This system, run by the Association of the British Pharmaceutical Industry (ABPI), is called Disclosure UK. But because it is only voluntary, researchers can opt out of having their payment details made publicly available. Nor does the system highlight if a doctor or researcher has opted out.
Past figures from the ABPI show that in 2018, for example, four out of ten professionals on the Disclosure UK database withheld information about any payment or relationship without having to give any reasons for so doing.
Kirsty Gelsthorpe, spokeswoman for ABPI, told Good Health the numbers withholding information are falling. ‘We expect that to continue,’ she says. ‘Last year, an estimated 72.6 per cent of healthcare professionals were named, leaving 27.4 per cent that weren’t.’
But that means that one in four researchers is still withholding information about their receipt of pharmaceutical-company payments or other commercial relationships that benefit them.
Why would they withhold?
As Baroness Cumberlege told Good Health: ‘The public have a right to know when the pharmaceutical and devices industries pay clinicians or fund research. They also have a right to know where doctors receive income.
‘In my review we called for a register of payments by industry to doctors, and the declaration of financial interests by doctors themselves. That was three years ago — I am keen to see progress.’

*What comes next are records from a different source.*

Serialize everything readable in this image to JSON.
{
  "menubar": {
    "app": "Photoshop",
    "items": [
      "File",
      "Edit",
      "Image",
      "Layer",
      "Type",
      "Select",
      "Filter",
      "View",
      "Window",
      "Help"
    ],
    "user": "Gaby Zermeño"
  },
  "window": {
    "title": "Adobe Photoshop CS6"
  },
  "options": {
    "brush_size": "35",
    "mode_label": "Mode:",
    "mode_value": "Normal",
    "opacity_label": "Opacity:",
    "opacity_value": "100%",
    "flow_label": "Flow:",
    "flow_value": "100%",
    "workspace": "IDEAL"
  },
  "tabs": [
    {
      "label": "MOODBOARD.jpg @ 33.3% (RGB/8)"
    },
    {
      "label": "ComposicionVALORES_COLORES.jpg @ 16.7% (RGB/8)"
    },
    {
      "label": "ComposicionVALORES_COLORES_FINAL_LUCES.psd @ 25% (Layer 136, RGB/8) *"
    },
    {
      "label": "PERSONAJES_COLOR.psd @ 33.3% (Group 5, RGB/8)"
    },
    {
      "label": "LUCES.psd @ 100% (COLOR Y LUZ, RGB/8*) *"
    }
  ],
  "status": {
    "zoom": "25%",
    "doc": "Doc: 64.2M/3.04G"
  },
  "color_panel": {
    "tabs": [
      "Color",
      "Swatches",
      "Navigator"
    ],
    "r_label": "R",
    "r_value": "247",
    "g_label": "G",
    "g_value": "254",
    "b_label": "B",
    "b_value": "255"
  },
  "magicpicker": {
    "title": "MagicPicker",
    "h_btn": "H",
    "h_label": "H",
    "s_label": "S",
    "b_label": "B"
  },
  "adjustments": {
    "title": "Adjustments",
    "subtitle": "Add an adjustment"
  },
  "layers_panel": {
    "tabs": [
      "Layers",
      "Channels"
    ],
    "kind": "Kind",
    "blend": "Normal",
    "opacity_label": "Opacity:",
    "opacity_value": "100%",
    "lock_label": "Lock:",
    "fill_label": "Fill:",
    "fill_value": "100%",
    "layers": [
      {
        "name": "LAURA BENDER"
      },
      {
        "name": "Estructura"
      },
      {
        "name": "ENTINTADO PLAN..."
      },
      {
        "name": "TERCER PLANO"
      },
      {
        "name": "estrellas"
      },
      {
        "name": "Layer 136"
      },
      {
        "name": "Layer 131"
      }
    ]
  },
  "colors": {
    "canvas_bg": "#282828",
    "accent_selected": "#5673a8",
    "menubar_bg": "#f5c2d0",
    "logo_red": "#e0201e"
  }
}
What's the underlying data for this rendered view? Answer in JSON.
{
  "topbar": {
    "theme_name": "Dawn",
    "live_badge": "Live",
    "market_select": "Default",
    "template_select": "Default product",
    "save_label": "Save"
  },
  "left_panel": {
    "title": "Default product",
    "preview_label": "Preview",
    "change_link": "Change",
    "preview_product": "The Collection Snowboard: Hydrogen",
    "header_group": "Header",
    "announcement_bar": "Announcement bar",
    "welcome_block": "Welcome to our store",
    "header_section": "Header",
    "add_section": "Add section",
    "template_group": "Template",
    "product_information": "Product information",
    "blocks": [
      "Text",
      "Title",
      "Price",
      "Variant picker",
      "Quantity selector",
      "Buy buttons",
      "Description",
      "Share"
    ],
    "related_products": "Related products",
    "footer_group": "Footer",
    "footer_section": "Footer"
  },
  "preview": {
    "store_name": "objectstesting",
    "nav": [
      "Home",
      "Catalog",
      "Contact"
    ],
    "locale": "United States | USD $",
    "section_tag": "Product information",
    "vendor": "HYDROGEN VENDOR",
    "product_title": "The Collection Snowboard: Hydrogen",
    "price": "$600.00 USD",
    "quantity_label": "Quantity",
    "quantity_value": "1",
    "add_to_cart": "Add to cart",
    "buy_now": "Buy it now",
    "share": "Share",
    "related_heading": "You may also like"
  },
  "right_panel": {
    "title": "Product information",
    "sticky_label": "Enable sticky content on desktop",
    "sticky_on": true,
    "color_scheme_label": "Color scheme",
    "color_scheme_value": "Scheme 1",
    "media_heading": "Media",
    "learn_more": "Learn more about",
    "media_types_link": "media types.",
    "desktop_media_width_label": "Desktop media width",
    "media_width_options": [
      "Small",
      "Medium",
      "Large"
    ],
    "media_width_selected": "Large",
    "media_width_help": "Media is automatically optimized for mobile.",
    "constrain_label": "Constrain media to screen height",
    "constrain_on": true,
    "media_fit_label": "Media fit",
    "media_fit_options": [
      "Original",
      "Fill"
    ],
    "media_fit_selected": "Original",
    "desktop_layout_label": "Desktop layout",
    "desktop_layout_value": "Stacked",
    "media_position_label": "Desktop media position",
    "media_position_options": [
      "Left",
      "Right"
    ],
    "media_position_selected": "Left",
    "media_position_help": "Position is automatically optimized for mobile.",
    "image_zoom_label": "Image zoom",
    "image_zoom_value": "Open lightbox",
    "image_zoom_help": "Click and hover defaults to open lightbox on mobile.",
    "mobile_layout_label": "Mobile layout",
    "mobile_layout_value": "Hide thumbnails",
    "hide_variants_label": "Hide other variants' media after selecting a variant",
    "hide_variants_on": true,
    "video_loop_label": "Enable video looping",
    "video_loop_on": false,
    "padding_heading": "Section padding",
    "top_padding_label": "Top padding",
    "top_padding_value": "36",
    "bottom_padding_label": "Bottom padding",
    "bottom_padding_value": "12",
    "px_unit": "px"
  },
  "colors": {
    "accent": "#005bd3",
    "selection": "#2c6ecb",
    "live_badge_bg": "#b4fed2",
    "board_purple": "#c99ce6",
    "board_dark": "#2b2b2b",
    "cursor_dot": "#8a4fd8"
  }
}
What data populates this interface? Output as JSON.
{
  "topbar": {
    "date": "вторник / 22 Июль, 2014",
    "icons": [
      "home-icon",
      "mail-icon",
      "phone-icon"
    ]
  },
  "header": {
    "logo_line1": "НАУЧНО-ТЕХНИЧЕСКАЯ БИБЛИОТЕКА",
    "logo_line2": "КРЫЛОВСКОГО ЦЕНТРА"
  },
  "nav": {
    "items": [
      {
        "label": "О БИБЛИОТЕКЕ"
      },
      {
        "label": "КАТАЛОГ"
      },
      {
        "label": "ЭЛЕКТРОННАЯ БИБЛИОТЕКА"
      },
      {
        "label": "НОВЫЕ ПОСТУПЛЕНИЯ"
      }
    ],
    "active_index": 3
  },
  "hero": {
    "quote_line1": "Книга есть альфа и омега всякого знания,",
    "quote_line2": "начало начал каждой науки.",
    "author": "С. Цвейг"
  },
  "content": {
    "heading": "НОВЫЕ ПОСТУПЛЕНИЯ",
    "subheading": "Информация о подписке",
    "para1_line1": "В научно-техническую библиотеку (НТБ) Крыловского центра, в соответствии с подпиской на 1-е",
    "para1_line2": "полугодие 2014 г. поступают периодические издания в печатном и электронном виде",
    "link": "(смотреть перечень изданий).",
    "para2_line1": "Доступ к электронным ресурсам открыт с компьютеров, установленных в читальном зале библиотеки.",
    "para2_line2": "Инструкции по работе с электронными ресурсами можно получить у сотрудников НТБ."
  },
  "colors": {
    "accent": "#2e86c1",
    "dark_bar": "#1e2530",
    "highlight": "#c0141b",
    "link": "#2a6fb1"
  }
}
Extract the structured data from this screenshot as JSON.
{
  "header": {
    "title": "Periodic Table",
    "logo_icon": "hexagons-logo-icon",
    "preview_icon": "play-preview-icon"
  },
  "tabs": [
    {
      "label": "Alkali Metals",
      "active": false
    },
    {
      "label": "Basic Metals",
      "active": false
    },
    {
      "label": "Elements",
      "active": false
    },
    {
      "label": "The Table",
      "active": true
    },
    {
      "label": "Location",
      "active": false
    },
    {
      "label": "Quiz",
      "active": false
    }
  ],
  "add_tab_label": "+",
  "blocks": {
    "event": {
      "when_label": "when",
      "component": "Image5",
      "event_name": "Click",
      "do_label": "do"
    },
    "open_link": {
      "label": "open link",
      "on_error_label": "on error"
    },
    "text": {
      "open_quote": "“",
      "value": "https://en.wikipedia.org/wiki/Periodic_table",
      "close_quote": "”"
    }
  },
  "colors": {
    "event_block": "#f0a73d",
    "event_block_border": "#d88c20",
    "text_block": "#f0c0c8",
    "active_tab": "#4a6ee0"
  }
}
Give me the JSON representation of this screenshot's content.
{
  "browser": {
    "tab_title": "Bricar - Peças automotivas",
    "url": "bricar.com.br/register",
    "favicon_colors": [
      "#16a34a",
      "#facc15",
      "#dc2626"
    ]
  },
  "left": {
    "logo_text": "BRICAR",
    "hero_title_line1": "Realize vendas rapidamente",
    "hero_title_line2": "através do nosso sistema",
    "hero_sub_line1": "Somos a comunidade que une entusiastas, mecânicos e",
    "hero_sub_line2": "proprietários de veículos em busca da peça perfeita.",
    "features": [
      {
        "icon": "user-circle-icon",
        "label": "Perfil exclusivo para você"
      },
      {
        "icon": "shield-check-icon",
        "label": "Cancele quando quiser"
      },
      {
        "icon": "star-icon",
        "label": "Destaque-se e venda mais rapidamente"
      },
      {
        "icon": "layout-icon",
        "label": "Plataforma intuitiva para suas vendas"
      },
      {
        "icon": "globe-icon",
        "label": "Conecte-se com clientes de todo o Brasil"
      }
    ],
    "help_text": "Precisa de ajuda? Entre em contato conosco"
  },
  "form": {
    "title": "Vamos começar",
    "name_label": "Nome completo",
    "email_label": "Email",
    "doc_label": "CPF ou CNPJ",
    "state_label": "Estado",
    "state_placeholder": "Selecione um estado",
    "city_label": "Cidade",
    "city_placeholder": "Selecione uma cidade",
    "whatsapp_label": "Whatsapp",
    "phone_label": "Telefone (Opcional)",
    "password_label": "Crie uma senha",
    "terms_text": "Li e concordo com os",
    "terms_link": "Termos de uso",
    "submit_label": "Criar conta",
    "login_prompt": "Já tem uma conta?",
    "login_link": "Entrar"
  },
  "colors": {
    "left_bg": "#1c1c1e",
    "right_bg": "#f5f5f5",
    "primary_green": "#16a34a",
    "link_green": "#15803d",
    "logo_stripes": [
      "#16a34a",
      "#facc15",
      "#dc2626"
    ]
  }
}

Johnson & Johnson told Good Health Dr Ulmsten’s trials were perfectly independent. ‘In the 20 years that have passed since the study was published, hundreds of studies with no connection to Dr Ulmsten or Ethicon, including over 100 randomised, controlled trials, have evaluated the clinical performance of TVT [tension-free vaginal tape], further validating its safety and effectiveness.’
Source: Read Full Article